A line belongs in the answer only if it contains the word "动态面板"; copy every such line from the listing below.

|---|

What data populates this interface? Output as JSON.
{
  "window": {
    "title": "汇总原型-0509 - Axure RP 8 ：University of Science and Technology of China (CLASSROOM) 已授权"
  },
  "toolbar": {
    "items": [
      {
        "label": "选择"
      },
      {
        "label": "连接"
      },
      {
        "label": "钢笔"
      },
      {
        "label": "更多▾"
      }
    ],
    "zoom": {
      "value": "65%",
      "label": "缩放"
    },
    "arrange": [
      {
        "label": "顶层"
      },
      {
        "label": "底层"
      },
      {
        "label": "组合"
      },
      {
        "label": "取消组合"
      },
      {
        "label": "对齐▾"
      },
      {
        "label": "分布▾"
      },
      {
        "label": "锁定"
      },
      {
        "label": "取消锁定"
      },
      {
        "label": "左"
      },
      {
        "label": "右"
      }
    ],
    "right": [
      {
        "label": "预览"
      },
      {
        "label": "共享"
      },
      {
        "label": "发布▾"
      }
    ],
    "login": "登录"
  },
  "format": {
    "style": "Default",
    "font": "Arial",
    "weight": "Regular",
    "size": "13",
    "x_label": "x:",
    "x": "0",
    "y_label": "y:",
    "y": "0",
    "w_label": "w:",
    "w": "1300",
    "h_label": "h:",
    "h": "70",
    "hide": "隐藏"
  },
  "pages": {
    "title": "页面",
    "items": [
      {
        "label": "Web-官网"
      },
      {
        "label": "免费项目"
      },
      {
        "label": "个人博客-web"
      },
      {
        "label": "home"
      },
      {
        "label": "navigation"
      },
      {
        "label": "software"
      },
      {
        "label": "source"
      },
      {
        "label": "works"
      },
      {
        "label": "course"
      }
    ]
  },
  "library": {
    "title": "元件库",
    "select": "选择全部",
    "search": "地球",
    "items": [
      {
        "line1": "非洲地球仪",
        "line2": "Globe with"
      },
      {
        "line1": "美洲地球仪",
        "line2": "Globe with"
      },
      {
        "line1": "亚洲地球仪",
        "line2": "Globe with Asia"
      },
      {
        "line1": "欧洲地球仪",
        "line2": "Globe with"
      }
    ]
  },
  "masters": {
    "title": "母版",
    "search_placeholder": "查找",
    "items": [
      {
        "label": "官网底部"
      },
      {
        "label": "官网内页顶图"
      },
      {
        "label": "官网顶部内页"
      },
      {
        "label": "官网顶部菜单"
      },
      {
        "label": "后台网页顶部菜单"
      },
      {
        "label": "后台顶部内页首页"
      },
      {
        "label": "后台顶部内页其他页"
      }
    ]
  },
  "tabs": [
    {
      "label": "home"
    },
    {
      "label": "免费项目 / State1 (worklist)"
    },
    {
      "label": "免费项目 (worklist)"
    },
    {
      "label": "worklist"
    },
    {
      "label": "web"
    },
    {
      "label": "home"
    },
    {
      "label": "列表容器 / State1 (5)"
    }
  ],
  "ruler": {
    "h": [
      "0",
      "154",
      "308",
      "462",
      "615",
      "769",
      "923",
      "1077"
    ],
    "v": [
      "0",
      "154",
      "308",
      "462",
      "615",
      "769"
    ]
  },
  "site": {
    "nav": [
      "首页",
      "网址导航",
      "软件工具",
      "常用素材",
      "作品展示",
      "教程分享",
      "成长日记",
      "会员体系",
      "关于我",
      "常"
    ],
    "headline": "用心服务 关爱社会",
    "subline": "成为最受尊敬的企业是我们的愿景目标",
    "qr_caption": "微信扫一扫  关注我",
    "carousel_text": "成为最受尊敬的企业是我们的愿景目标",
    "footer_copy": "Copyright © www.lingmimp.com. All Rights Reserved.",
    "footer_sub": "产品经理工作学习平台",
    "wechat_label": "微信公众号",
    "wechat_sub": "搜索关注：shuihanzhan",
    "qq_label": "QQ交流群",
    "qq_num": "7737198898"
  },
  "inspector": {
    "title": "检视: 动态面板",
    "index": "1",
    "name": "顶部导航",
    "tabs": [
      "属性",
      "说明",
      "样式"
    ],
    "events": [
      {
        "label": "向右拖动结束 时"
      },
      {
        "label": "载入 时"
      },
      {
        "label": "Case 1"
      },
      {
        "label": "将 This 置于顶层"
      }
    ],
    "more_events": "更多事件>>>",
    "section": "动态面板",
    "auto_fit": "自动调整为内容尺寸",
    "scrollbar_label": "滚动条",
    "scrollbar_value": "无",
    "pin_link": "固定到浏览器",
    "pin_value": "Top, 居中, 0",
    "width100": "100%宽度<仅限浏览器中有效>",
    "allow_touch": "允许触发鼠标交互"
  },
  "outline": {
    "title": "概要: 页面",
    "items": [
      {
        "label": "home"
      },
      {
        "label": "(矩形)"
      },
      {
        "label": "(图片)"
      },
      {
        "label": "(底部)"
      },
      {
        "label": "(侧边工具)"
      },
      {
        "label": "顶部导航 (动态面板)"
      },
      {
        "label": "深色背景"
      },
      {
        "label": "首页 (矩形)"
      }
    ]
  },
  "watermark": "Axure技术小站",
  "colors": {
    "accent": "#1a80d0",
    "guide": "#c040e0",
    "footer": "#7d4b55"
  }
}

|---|

## YOUR SOLUTION
    "title": "检视: 动态面板",
    "section": "动态面板",
        "label": "顶部导航 (动态面板)"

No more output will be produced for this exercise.